Under the bill, service of a copy of a court order by a rights holder on a payment network provider would trigger an obligation of the payment network provider to file with the court a certification of receipt not later than seven days after service. In MasterCard?s view, this obligation would impose material costs on payment network providers without a commensurate benefit. The process would require additional employee resourcing, the retention of qualified local counsel, and the payment of any applicable court fees. Moreover, the bill provides a rights holder the ability to seek the imposition of monetary sanctions on a payment network provider that does not comply with the court certification process, even though rights holders also have a remedy if a payment network provider does not take the required measures in response to a court order. The certification and sanctions approach is at odds with the cooperative approach that MasterCard and others have taken in their efforts to work together against online intellectual property piracy through the best practices and, in the case of MasterCard, our Anti-Piracy Policy.She's also worried about the liability that can be placed on payment providers. This is especially interesting, because so many SOPA defenders -- including Pallante -- continually hammer on the fact that there's no additional liability for payment processors. However, MasterCard says that's not clear at all:
...it is important that the bill be clarified regarding the liability protection for payment network providers that receive notice from a rights holder of an allegedly infringing Internet site. While the bill contemplates that a rights holder may pursue a court order against such a site if a payment network provider does not complete certain required actions within the five-day window of time, the bill does not provide that the pursuit of such a court order is a rights holder?s sole remedy in that context. It is vitally important to MasterCard that it not face a claim from a rights holder for failing to take action on a rights holder?s notice when the rights holder has an ability to seek a court order against the allegedly infringing site and has the ability to enforce the bill against a payment network provider that has received a copy of the court order and not fulfilled its obligations under the bill related to the court order.It actually goes on in this way for a while. Basically, this is the surprise of the hearing. MasterCard was expected to be pro-SOPA, but instead highlights the massive liability and compliance costs that are likely to come from the bill.
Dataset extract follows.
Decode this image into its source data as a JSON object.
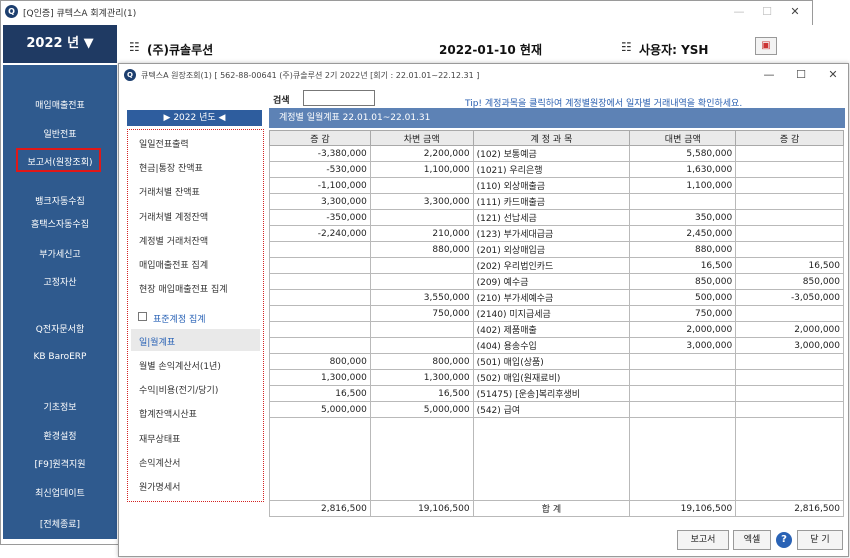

So that's the basics of what will be heard at today's hearings. I'm sure we'll be back later on with more details of the questions and discussions. Unfortunately, with the deck so stacked, it's unlikely we'll learn that much new...